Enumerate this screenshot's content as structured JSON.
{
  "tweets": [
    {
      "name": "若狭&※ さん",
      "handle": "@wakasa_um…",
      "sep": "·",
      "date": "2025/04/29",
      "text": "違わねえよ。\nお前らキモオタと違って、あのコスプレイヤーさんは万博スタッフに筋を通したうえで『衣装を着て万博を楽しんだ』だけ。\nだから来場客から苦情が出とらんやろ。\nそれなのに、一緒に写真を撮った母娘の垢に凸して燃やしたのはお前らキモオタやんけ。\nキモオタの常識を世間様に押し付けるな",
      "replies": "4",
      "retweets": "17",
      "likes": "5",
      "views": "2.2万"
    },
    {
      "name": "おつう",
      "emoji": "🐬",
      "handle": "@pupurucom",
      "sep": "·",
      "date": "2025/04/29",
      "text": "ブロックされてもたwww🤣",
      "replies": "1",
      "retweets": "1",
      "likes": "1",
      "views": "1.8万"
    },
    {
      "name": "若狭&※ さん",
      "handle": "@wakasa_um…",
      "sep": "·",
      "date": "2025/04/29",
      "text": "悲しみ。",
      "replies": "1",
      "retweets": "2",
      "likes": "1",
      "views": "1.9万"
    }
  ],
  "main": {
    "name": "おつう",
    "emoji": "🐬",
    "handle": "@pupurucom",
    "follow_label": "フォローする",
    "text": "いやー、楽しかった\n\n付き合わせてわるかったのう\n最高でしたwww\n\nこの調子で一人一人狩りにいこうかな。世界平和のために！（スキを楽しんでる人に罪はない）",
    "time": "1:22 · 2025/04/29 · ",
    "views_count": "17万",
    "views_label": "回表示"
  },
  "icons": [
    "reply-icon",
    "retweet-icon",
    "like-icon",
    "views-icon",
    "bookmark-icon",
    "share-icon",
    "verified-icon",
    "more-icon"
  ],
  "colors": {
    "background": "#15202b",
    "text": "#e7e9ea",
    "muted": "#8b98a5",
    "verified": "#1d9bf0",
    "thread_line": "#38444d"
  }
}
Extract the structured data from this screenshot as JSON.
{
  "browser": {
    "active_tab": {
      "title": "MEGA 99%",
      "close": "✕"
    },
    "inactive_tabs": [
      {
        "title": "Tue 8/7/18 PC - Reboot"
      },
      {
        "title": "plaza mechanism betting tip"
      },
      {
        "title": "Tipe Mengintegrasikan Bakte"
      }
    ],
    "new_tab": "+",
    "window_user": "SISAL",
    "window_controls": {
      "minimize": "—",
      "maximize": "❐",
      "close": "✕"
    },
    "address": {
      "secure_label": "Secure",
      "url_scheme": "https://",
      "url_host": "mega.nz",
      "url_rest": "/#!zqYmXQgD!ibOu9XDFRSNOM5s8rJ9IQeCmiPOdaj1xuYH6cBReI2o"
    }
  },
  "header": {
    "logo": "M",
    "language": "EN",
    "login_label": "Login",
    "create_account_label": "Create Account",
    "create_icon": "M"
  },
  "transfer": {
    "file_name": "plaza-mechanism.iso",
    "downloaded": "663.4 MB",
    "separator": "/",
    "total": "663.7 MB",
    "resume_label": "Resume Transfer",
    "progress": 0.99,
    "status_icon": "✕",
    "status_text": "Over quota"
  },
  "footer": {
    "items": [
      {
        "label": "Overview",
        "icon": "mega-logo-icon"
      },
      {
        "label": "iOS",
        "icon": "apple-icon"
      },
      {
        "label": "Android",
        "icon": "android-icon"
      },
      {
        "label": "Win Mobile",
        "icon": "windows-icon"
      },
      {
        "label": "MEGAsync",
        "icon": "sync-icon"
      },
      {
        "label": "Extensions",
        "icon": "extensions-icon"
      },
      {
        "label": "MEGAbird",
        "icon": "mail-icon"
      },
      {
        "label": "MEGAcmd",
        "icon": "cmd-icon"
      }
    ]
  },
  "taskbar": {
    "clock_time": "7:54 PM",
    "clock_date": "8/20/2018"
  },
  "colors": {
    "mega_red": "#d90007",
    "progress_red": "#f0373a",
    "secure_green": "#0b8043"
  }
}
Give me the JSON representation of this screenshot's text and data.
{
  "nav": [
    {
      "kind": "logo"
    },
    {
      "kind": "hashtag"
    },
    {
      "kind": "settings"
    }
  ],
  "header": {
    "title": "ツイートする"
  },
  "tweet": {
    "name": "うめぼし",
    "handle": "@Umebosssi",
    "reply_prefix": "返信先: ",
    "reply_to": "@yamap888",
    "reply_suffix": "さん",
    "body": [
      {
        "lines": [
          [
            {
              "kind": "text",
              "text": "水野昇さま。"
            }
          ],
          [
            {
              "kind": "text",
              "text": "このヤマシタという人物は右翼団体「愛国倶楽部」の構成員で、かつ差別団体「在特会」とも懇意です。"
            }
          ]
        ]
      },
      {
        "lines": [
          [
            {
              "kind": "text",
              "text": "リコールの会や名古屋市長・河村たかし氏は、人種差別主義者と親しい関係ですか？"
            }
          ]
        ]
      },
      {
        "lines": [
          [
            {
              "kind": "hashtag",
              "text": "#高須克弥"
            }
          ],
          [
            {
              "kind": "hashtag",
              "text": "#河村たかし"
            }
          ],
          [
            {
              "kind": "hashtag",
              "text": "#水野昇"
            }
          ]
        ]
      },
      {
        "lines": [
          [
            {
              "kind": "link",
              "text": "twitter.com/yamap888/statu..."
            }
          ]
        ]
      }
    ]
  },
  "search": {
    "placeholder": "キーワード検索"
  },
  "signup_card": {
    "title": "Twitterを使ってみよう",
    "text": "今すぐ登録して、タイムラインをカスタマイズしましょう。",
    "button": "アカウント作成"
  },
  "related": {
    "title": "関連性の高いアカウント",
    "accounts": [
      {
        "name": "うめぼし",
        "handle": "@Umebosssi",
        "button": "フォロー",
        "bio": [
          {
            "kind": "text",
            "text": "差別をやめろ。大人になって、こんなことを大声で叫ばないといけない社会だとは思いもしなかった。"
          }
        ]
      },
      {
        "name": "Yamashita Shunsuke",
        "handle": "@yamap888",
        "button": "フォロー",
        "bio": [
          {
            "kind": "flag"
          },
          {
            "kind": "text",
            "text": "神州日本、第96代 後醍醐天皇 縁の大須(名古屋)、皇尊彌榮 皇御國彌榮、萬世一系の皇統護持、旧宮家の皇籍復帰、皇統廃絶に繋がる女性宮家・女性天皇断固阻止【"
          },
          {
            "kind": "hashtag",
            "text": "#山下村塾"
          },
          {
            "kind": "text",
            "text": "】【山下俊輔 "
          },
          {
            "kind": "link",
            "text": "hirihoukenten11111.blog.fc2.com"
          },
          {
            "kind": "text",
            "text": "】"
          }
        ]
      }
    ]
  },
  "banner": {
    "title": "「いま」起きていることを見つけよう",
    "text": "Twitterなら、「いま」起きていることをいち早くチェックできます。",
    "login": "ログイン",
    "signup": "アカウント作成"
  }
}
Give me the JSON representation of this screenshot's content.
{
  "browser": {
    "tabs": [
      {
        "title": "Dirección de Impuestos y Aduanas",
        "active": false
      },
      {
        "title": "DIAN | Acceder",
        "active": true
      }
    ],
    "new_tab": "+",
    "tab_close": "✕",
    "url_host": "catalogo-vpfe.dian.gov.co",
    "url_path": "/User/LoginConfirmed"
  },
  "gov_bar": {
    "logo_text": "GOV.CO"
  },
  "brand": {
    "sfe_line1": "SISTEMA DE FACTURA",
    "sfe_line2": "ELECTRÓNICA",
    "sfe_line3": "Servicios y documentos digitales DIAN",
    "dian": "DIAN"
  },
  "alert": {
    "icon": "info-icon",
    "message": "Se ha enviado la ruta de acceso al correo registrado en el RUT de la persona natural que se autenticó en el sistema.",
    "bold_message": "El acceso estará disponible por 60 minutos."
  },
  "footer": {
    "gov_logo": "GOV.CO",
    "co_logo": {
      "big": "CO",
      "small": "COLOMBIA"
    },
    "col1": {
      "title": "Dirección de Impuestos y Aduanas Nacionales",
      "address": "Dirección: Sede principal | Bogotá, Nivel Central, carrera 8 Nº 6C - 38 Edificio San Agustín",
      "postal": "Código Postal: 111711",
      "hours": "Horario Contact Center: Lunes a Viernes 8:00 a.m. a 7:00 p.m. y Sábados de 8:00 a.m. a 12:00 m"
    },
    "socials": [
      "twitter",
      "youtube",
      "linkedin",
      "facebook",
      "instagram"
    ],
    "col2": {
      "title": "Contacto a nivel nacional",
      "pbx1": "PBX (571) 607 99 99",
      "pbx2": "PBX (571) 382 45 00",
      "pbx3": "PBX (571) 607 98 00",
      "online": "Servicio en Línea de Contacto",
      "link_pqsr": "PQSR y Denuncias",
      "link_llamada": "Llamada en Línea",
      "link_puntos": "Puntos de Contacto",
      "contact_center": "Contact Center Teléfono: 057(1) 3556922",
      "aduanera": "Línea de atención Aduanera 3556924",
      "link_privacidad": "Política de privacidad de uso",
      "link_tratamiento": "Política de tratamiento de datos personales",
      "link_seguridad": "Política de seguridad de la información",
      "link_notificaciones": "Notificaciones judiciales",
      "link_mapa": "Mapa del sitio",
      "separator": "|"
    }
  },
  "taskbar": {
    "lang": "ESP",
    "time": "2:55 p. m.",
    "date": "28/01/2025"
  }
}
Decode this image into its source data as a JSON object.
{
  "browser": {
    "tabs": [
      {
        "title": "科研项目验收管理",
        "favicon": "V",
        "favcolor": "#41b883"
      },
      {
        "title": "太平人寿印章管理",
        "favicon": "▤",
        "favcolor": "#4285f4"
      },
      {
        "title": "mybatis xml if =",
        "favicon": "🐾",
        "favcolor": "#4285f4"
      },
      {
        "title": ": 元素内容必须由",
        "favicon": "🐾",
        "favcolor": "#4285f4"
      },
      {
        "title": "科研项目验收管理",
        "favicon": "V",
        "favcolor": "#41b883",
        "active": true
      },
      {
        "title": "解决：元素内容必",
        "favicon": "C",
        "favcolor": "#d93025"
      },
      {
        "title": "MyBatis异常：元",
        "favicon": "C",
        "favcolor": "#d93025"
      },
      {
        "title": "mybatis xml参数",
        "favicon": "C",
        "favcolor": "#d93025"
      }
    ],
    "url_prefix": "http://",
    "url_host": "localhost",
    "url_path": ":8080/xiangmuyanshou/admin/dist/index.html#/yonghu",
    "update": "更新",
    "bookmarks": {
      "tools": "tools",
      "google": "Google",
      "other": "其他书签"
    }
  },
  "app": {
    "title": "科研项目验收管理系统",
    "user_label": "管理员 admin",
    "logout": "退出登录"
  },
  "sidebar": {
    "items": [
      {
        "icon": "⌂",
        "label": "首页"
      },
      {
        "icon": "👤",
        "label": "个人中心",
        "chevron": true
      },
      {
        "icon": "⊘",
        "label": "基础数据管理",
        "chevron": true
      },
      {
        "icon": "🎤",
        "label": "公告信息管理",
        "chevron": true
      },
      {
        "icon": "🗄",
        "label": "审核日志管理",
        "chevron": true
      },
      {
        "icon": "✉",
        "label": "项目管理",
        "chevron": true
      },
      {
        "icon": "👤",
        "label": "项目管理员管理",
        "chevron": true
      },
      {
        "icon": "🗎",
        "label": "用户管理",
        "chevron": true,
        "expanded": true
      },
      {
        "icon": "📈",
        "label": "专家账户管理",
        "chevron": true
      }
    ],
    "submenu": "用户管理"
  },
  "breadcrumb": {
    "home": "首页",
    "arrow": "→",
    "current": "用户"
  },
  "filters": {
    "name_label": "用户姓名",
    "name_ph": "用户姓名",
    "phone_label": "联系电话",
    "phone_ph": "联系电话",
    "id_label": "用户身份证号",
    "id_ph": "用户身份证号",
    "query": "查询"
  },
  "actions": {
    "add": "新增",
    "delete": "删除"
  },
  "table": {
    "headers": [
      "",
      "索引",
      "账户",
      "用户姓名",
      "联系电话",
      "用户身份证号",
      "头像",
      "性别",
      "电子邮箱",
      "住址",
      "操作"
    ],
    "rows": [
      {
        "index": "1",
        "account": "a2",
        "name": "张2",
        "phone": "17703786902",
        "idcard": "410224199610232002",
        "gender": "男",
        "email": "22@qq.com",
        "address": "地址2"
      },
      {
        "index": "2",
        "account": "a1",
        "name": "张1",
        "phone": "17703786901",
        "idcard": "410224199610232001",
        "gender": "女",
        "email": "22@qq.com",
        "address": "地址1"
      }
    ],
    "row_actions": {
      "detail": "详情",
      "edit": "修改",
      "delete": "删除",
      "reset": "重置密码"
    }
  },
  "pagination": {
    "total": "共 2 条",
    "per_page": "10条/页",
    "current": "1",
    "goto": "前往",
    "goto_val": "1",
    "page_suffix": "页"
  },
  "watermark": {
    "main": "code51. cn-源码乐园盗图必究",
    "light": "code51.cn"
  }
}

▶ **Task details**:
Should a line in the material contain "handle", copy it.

▶ **Exercise answer**:
      "handle": "@wakasa_um…",
      "handle": "@pupurucom",
      "handle": "@wakasa_um…",
    "handle": "@pupurucom",
    "handle": "@Umebosssi",
        "handle": "@Umebosssi",
        "handle": "@yamap888",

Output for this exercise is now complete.